==== DATA EXTRACT ====

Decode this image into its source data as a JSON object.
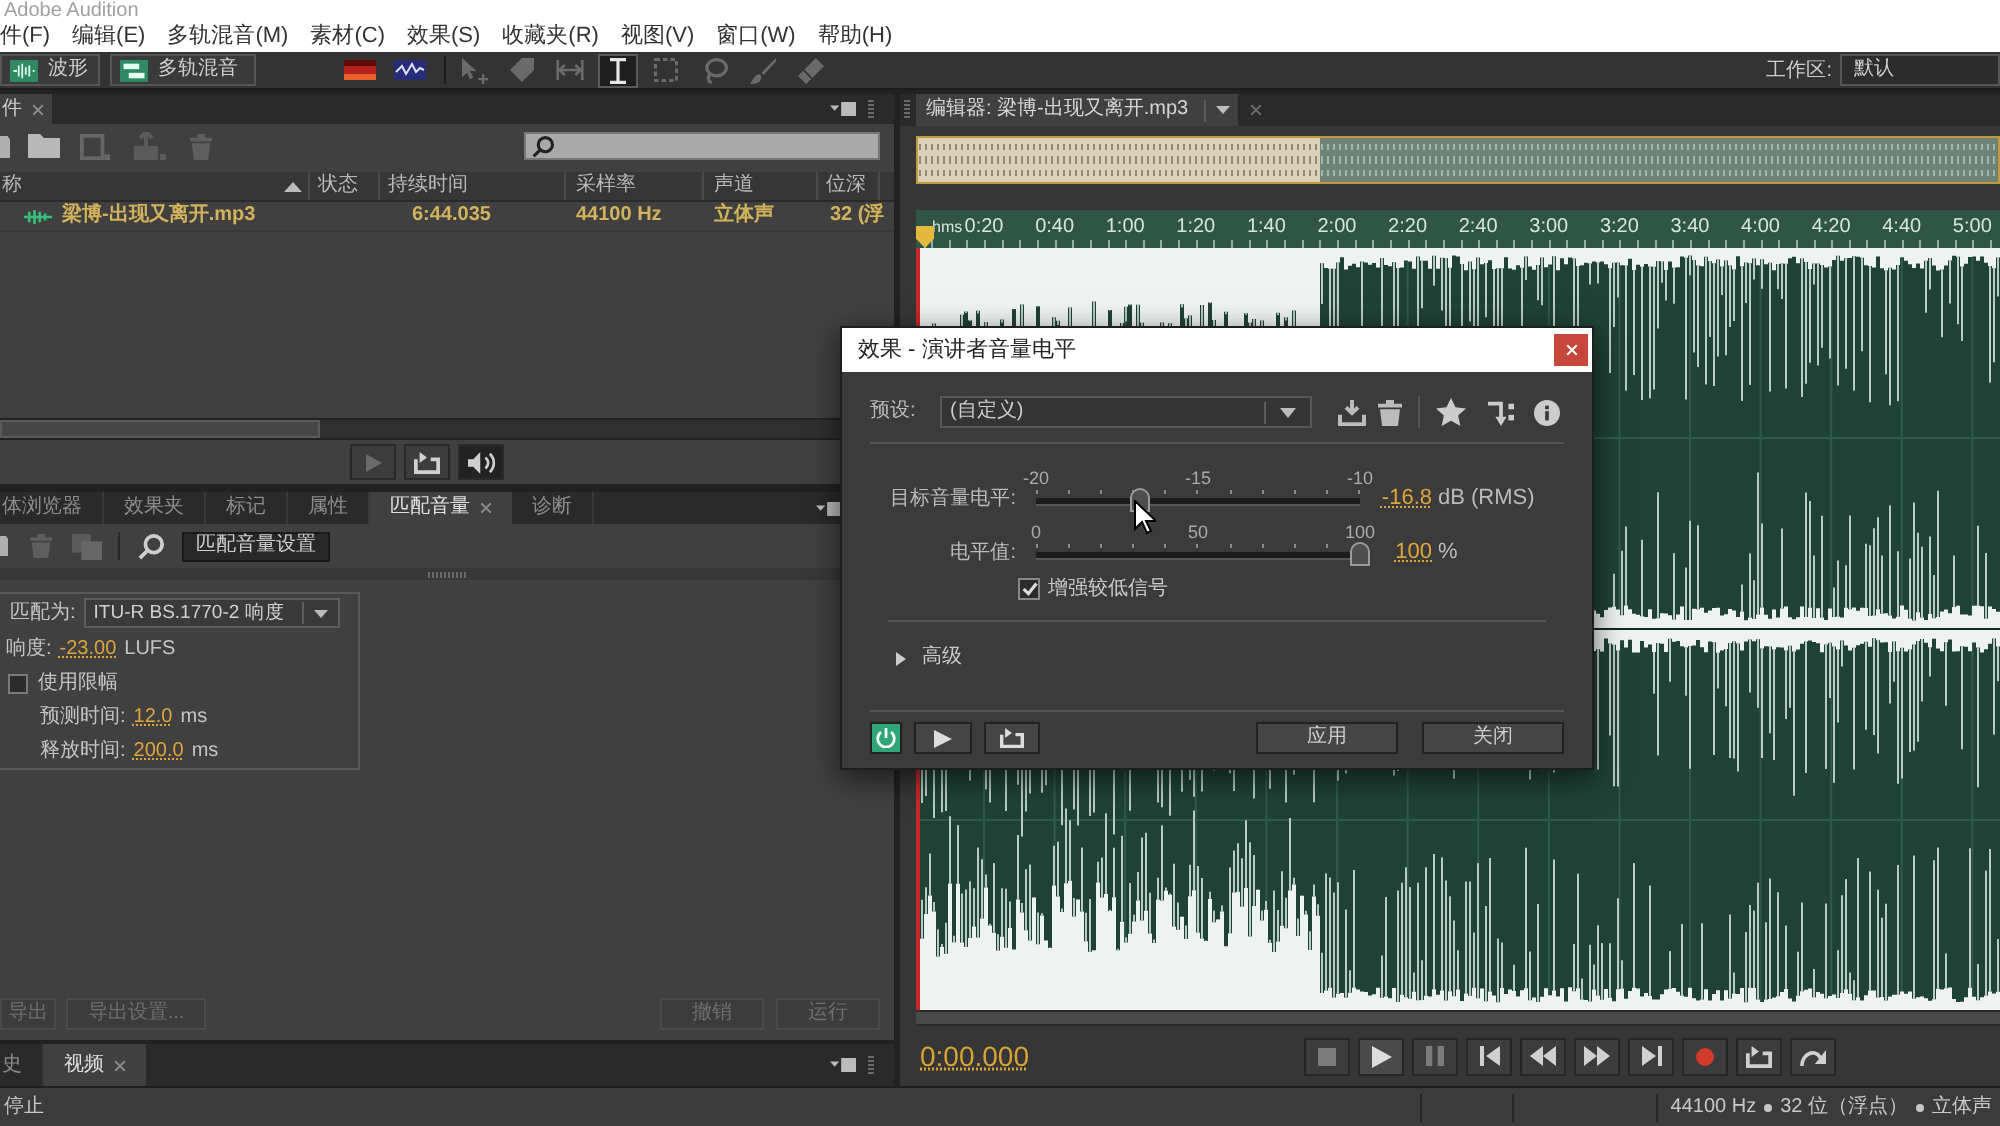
{
  "window": {
    "title": "Adobe Audition"
  },
  "menu": [
    "件(F)",
    "编辑(E)",
    "多轨混音(M)",
    "素材(C)",
    "效果(S)",
    "收藏夹(R)",
    "视图(V)",
    "窗口(W)",
    "帮助(H)"
  ],
  "toolbar": {
    "views": [
      "波形",
      "多轨混音"
    ],
    "tools": [
      {
        "selected": false
      },
      {
        "selected": false
      },
      {
        "selected": false
      },
      {
        "selected": true
      },
      {
        "selected": false
      },
      {
        "selected": false
      },
      {
        "selected": false
      },
      {
        "selected": false
      }
    ],
    "workspace": {
      "label": "工作区:",
      "value": "默认"
    }
  },
  "files_panel": {
    "tab": "件",
    "columns": [
      "称",
      "状态",
      "持续时间",
      "采样率",
      "声道",
      "位深"
    ],
    "rows": [
      {
        "name": "梁博-出现又离开.mp3",
        "duration": "6:44.035",
        "sample_rate": "44100 Hz",
        "channels": "立体声",
        "bit_depth": "32 (浮"
      }
    ]
  },
  "match_panel": {
    "tabs": [
      {
        "label": "体浏览器",
        "selected": false
      },
      {
        "label": "效果夹",
        "selected": false
      },
      {
        "label": "标记",
        "selected": false
      },
      {
        "label": "属性",
        "selected": false
      },
      {
        "label": "匹配音量",
        "selected": true
      },
      {
        "label": "诊断",
        "selected": false
      }
    ],
    "settings_button": "匹配音量设置",
    "match_to": {
      "label": "匹配为:",
      "value": "ITU-R BS.1770-2 响度"
    },
    "loudness": {
      "label": "响度:",
      "value": "-23.00",
      "unit": "LUFS"
    },
    "limiting": {
      "label": "使用限幅",
      "checked": false
    },
    "lookahead": {
      "label": "预测时间:",
      "value": "12.0",
      "unit": "ms"
    },
    "release": {
      "label": "释放时间:",
      "value": "200.0",
      "unit": "ms"
    },
    "buttons": [
      {
        "label": "导出",
        "disabled": true
      },
      {
        "label": "导出设置...",
        "disabled": true
      },
      {
        "label": "撤销",
        "disabled": true
      },
      {
        "label": "运行",
        "disabled": true
      }
    ]
  },
  "history_panel": {
    "tabs": [
      {
        "label": "史",
        "selected": false
      },
      {
        "label": "视频",
        "selected": true
      }
    ]
  },
  "editor": {
    "tab": "编辑器: 梁博-出现又离开.mp3",
    "ruler": {
      "unit": "hms",
      "labels": [
        "0:20",
        "0:40",
        "1:00",
        "1:20",
        "1:40",
        "2:00",
        "2:20",
        "2:40",
        "3:00",
        "3:20",
        "3:40",
        "4:00",
        "4:20",
        "4:40",
        "5:00"
      ]
    },
    "time": "0:00.000"
  },
  "dialog": {
    "title": "效果 - 演讲者音量电平",
    "preset": {
      "label": "预设:",
      "value": "(自定义)"
    },
    "sliders": [
      {
        "label": "目标音量电平:",
        "ticks": [
          "-20",
          "-15",
          "-10"
        ],
        "level": 0.32,
        "value": "-16.8",
        "unit": "dB (RMS)"
      },
      {
        "label": "电平值:",
        "ticks": [
          "0",
          "50",
          "100"
        ],
        "level": 1,
        "value": "100",
        "unit": "%"
      }
    ],
    "boost": {
      "label": "增强较低信号",
      "checked": true
    },
    "advanced": {
      "label": "高级",
      "expanded": false
    },
    "power": {
      "on": true
    },
    "buttons": [
      "应用",
      "关闭"
    ]
  },
  "status_bar": {
    "state": "停止",
    "info": [
      "44100 Hz",
      "32 位（浮点）",
      "立体声"
    ]
  }
}
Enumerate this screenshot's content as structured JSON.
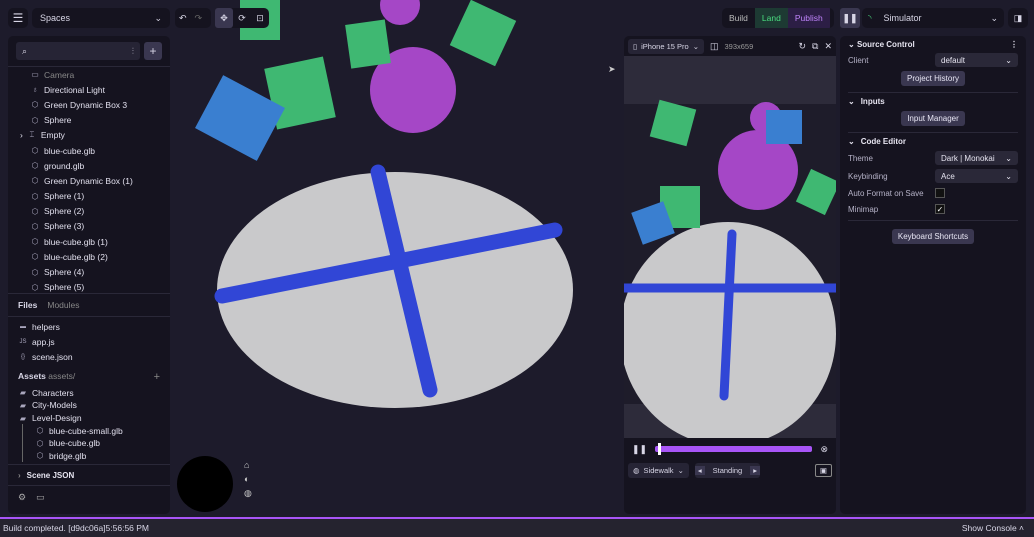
{
  "topbar": {
    "spaces_label": "Spaces",
    "build": "Build",
    "land": "Land",
    "publish": "Publish",
    "simulator": "Simulator"
  },
  "scene_tree": {
    "items": [
      {
        "label": "Camera",
        "icon": "camera-icon"
      },
      {
        "label": "Directional Light",
        "icon": "lightbulb-icon"
      },
      {
        "label": "Green Dynamic Box 3",
        "icon": "cube-icon"
      },
      {
        "label": "Sphere",
        "icon": "cube-icon"
      },
      {
        "label": "Empty",
        "icon": "frame-icon"
      },
      {
        "label": "blue-cube.glb",
        "icon": "cube-icon"
      },
      {
        "label": "ground.glb",
        "icon": "cube-icon"
      },
      {
        "label": "Green Dynamic Box (1)",
        "icon": "cube-icon"
      },
      {
        "label": "Sphere (1)",
        "icon": "cube-icon"
      },
      {
        "label": "Sphere (2)",
        "icon": "cube-icon"
      },
      {
        "label": "Sphere (3)",
        "icon": "cube-icon"
      },
      {
        "label": "blue-cube.glb (1)",
        "icon": "cube-icon"
      },
      {
        "label": "blue-cube.glb (2)",
        "icon": "cube-icon"
      },
      {
        "label": "Sphere (4)",
        "icon": "cube-icon"
      },
      {
        "label": "Sphere (5)",
        "icon": "cube-icon"
      }
    ]
  },
  "files": {
    "tab_files": "Files",
    "tab_modules": "Modules",
    "items": [
      {
        "label": "helpers",
        "icon": "folder-icon"
      },
      {
        "label": "app.js",
        "icon": "js-icon"
      },
      {
        "label": "scene.json",
        "icon": "json-icon"
      }
    ],
    "assets_label": "Assets",
    "assets_path": "assets/",
    "folders": [
      "Characters",
      "City-Models",
      "Level-Design"
    ],
    "level_items": [
      "blue-cube-small.glb",
      "blue-cube.glb",
      "bridge.glb"
    ],
    "scene_json": "Scene JSON"
  },
  "simulator": {
    "device": "iPhone 15 Pro",
    "resolution": "393x659",
    "location": "Sidewalk",
    "pose": "Standing",
    "progress": 0.02
  },
  "right": {
    "source_control": "Source Control",
    "client_label": "Client",
    "client_value": "default",
    "project_history": "Project History",
    "inputs": "Inputs",
    "input_manager": "Input Manager",
    "code_editor": "Code Editor",
    "theme_label": "Theme",
    "theme_value": "Dark | Monokai",
    "keybinding_label": "Keybinding",
    "keybinding_value": "Ace",
    "auto_format_label": "Auto Format on Save",
    "auto_format": false,
    "minimap_label": "Minimap",
    "minimap": true,
    "keyboard_shortcuts": "Keyboard Shortcuts"
  },
  "status": {
    "message": "Build completed. [d9dc06a]5:56:56 PM",
    "show_console": "Show Console"
  },
  "colors": {
    "accent": "#a855f7",
    "land": "#4ade80",
    "publish": "#c084fc"
  }
}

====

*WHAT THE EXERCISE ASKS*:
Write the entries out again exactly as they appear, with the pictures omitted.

*ANSWER TO THE PROBLEM*:
Decode this image into its source data as a JSON object.
{
  "window": {
    "title": "Adobe Audition"
  },
  "menu": [
    "件(F)",
    "编辑(E)",
    "多轨混音(M)",
    "素材(C)",
    "效果(S)",
    "收藏夹(R)",
    "视图(V)",
    "窗口(W)",
    "帮助(H)"
  ],
  "toolbar": {
    "views": [
      "波形",
      "多轨混音"
    ],
    "tools": [
      {
        "selected": false
      },
      {
        "selected": false
      },
      {
        "selected": false
      },
      {
        "selected": true
      },
      {
        "selected": false
      },
      {
        "selected": false
      },
      {
        "selected": false
      },
      {
        "selected": false
      }
    ],
    "workspace": {
      "label": "工作区:",
      "value": "默认"
    }
  },
  "files_panel": {
    "tab": "件",
    "columns": [
      "称",
      "状态",
      "持续时间",
      "采样率",
      "声道",
      "位深"
    ],
    "rows": [
      {
        "name": "梁博-出现又离开.mp3",
        "duration": "6:44.035",
        "sample_rate": "44100 Hz",
        "channels": "立体声",
        "bit_depth": "32 (浮"
      }
    ]
  },
  "match_panel": {
    "tabs": [
      {
        "label": "体浏览器",
        "selected": false
      },
      {
        "label": "效果夹",
        "selected": false
      },
      {
        "label": "标记",
        "selected": false
      },
      {
        "label": "属性",
        "selected": false
      },
      {
        "label": "匹配音量",
        "selected": true
      },
      {
        "label": "诊断",
        "selected": false
      }
    ],
    "settings_button": "匹配音量设置",
    "match_to": {
      "label": "匹配为:",
      "value": "ITU-R BS.1770-2 响度"
    },
    "loudness": {
      "label": "响度:",
      "value": "-23.00",
      "unit": "LUFS"
    },
    "limiting": {
      "label": "使用限幅",
      "checked": false
    },
    "lookahead": {
      "label": "预测时间:",
      "value": "12.0",
      "unit": "ms"
    },
    "release": {
      "label": "释放时间:",
      "value": "200.0",
      "unit": "ms"
    },
    "buttons": [
      {
        "label": "导出",
        "disabled": true
      },
      {
        "label": "导出设置...",
        "disabled": true
      },
      {
        "label": "撤销",
        "disabled": true
      },
      {
        "label": "运行",
        "disabled": true
      }
    ]
  },
  "history_panel": {
    "tabs": [
      {
        "label": "史",
        "selected": false
      },
      {
        "label": "视频",
        "selected": true
      }
    ]
  },
  "editor": {
    "tab": "编辑器: 梁博-出现又离开.mp3",
    "ruler": {
      "unit": "hms",
      "labels": [
        "0:20",
        "0:40",
        "1:00",
        "1:20",
        "1:40",
        "2:00",
        "2:20",
        "2:40",
        "3:00",
        "3:20",
        "3:40",
        "4:00",
        "4:20",
        "4:40",
        "5:00"
      ]
    },
    "time": "0:00.000"
  },
  "dialog": {
    "title": "效果 - 演讲者音量电平",
    "preset": {
      "label": "预设:",
      "value": "(自定义)"
    },
    "sliders": [
      {
        "label": "目标音量电平:",
        "ticks": [
          "-20",
          "-15",
          "-10"
        ],
        "level": 0.32,
        "value": "-16.8",
        "unit": "dB (RMS)"
      },
      {
        "label": "电平值:",
        "ticks": [
          "0",
          "50",
          "100"
        ],
        "level": 1,
        "value": "100",
        "unit": "%"
      }
    ],
    "boost": {
      "label": "增强较低信号",
      "checked": true
    },
    "advanced": {
      "label": "高级",
      "expanded": false
    },
    "power": {
      "on": true
    },
    "buttons": [
      "应用",
      "关闭"
    ]
  },
  "status_bar": {
    "state": "停止",
    "info": [
      "44100 Hz",
      "32 位（浮点）",
      "立体声"
    ]
  }
}
Enumerate this screenshot's content as structured JSON.
{
  "topbar": {
    "spaces_label": "Spaces",
    "build": "Build",
    "land": "Land",
    "publish": "Publish",
    "simulator": "Simulator"
  },
  "scene_tree": {
    "items": [
      {
        "label": "Camera",
        "icon": "camera-icon"
      },
      {
        "label": "Directional Light",
        "icon": "lightbulb-icon"
      },
      {
        "label": "Green Dynamic Box 3",
        "icon": "cube-icon"
      },
      {
        "label": "Sphere",
        "icon": "cube-icon"
      },
      {
        "label": "Empty",
        "icon": "frame-icon"
      },
      {
        "label": "blue-cube.glb",
        "icon": "cube-icon"
      },
      {
        "label": "ground.glb",
        "icon": "cube-icon"
      },
      {
        "label": "Green Dynamic Box (1)",
        "icon": "cube-icon"
      },
      {
        "label": "Sphere (1)",
        "icon": "cube-icon"
      },
      {
        "label": "Sphere (2)",
        "icon": "cube-icon"
      },
      {
        "label": "Sphere (3)",
        "icon": "cube-icon"
      },
      {
        "label": "blue-cube.glb (1)",
        "icon": "cube-icon"
      },
      {
        "label": "blue-cube.glb (2)",
        "icon": "cube-icon"
      },
      {
        "label": "Sphere (4)",
        "icon": "cube-icon"
      },
      {
        "label": "Sphere (5)",
        "icon": "cube-icon"
      }
    ]
  },
  "files": {
    "tab_files": "Files",
    "tab_modules": "Modules",
    "items": [
      {
        "label": "helpers",
        "icon": "folder-icon"
      },
      {
        "label": "app.js",
        "icon": "js-icon"
      },
      {
        "label": "scene.json",
        "icon": "json-icon"
      }
    ],
    "assets_label": "Assets",
    "assets_path": "assets/",
    "folders": [
      "Characters",
      "City-Models",
      "Level-Design"
    ],
    "level_items": [
      "blue-cube-small.glb",
      "blue-cube.glb",
      "bridge.glb"
    ],
    "scene_json": "Scene JSON"
  },
  "simulator": {
    "device": "iPhone 15 Pro",
    "resolution": "393x659",
    "location": "Sidewalk",
    "pose": "Standing",
    "progress": 0.02
  },
  "right": {
    "source_control": "Source Control",
    "client_label": "Client",
    "client_value": "default",
    "project_history": "Project History",
    "inputs": "Inputs",
    "input_manager": "Input Manager",
    "code_editor": "Code Editor",
    "theme_label": "Theme",
    "theme_value": "Dark | Monokai",
    "keybinding_label": "Keybinding",
    "keybinding_value": "Ace",
    "auto_format_label": "Auto Format on Save",
    "auto_format": false,
    "minimap_label": "Minimap",
    "minimap": true,
    "keyboard_shortcuts": "Keyboard Shortcuts"
  },
  "status": {
    "message": "Build completed. [d9dc06a]5:56:56 PM",
    "show_console": "Show Console"
  },
  "colors": {
    "accent": "#a855f7",
    "land": "#4ade80",
    "publish": "#c084fc"
  }
}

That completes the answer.